- **TASK**: In the listing below, find each line containing "linkcov" and report it.

◇ ◇ ◇ ◇ ◇

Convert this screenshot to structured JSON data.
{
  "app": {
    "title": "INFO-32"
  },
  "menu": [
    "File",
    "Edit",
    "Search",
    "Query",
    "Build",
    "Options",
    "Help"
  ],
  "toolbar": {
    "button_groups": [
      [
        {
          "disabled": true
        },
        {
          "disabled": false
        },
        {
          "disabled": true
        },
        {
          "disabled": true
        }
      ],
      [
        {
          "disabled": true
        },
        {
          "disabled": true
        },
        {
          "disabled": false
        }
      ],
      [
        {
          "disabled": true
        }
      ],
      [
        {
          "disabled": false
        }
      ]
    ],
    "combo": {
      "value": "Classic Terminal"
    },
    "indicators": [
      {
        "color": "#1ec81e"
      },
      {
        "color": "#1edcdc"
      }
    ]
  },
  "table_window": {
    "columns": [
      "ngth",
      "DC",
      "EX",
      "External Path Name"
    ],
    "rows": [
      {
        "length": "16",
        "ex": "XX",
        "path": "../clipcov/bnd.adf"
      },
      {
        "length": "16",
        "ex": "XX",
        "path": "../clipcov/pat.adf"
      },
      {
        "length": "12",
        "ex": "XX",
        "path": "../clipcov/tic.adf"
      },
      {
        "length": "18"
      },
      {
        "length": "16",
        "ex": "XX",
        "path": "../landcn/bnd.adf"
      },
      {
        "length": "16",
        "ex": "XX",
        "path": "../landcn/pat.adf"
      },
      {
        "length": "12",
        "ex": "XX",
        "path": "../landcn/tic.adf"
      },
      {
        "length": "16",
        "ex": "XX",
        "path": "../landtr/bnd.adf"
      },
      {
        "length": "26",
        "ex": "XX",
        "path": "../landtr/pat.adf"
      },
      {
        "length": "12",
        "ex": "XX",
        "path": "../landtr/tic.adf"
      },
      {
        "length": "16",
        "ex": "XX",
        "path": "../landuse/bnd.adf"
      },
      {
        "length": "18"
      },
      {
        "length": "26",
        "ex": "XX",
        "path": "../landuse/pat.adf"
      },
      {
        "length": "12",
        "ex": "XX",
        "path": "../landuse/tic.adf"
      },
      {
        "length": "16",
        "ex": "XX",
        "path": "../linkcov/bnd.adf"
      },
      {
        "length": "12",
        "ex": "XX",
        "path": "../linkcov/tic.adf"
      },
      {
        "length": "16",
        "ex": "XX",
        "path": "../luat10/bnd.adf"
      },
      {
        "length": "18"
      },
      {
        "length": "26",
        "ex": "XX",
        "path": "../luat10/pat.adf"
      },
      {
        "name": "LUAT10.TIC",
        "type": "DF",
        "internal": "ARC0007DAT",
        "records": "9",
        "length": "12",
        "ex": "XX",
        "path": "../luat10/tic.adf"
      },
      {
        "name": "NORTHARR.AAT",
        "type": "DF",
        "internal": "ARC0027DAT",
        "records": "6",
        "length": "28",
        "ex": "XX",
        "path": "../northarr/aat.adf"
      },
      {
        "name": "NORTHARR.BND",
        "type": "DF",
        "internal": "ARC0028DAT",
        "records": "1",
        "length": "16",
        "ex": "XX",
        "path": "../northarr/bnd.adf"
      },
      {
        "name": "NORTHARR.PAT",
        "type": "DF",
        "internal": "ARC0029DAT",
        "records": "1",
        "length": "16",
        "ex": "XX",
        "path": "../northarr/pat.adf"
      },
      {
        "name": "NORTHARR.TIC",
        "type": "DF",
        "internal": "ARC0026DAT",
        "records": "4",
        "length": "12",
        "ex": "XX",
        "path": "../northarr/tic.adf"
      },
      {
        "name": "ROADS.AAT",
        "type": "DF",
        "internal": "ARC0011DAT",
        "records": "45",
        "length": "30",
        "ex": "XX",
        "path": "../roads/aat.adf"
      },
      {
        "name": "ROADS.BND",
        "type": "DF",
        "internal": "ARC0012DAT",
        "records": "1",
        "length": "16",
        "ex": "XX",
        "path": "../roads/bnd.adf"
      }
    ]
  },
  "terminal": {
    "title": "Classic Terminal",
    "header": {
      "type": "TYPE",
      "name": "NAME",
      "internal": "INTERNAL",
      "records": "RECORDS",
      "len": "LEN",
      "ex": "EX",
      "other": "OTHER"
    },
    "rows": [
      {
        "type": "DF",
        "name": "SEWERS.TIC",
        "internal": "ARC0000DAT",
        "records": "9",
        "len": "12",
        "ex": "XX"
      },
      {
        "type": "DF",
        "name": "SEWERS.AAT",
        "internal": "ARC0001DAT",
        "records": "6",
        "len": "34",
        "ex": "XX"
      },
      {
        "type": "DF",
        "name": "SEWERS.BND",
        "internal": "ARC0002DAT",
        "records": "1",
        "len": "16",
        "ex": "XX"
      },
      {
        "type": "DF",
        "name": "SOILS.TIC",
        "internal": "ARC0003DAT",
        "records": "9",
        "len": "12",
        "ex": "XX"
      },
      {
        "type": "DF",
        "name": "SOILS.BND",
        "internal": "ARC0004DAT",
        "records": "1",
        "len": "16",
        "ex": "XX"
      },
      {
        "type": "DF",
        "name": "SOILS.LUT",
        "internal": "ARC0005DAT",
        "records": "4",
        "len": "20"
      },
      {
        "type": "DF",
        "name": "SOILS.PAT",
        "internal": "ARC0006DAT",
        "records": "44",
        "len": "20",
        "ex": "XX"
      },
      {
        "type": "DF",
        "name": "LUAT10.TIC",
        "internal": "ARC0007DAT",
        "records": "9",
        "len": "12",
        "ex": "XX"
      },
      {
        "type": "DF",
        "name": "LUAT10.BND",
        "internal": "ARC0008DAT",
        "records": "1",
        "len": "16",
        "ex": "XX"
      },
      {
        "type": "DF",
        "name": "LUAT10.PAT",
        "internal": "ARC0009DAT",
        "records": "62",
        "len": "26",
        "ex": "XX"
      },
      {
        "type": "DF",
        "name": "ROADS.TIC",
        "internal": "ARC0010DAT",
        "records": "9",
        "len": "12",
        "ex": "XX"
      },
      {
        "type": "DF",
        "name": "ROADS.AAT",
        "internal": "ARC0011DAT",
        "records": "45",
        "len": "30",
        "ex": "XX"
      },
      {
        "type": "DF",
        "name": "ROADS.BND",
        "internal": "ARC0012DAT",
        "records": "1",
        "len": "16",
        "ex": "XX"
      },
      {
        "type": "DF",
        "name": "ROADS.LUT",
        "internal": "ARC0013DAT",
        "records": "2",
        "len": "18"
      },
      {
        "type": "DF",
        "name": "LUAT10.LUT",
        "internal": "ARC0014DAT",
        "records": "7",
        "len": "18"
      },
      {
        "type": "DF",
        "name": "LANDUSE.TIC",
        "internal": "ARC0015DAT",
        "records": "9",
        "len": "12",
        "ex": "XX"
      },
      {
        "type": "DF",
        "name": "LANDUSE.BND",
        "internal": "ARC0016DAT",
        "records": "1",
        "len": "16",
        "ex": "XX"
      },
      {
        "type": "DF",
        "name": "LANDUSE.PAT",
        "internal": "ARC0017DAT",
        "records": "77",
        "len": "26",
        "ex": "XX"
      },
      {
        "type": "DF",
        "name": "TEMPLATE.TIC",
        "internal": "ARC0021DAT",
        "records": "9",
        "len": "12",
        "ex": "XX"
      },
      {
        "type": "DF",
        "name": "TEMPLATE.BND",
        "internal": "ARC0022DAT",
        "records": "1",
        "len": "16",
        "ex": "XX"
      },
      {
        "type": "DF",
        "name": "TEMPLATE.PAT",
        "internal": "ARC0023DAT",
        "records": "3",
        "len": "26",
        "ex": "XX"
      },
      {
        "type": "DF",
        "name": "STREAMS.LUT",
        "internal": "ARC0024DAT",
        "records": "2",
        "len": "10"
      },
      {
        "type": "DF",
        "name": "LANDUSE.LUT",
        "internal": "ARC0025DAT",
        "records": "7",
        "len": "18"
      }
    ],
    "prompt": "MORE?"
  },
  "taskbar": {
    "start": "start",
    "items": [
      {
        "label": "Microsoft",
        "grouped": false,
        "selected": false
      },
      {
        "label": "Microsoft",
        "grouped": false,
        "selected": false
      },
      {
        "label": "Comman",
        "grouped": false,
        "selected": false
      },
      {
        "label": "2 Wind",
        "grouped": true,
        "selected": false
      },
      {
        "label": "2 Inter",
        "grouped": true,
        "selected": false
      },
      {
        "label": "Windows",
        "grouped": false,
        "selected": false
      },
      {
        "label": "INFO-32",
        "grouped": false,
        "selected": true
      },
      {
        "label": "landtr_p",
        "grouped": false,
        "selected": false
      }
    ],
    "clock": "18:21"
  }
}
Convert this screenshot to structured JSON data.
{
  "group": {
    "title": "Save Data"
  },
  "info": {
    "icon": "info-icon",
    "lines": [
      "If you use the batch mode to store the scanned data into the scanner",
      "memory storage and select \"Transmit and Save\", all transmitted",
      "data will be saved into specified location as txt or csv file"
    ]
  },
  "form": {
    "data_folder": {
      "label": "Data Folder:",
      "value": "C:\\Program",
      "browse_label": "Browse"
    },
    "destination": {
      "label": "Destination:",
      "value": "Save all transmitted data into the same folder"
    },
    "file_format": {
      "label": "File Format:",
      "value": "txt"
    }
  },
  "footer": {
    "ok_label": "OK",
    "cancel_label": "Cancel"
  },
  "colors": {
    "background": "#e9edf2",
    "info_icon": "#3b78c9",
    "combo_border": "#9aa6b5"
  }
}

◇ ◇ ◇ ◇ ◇

- **EXERCISE OUTPUT**:
        "path": "../linkcov/bnd.adf"
        "path": "../linkcov/tic.adf"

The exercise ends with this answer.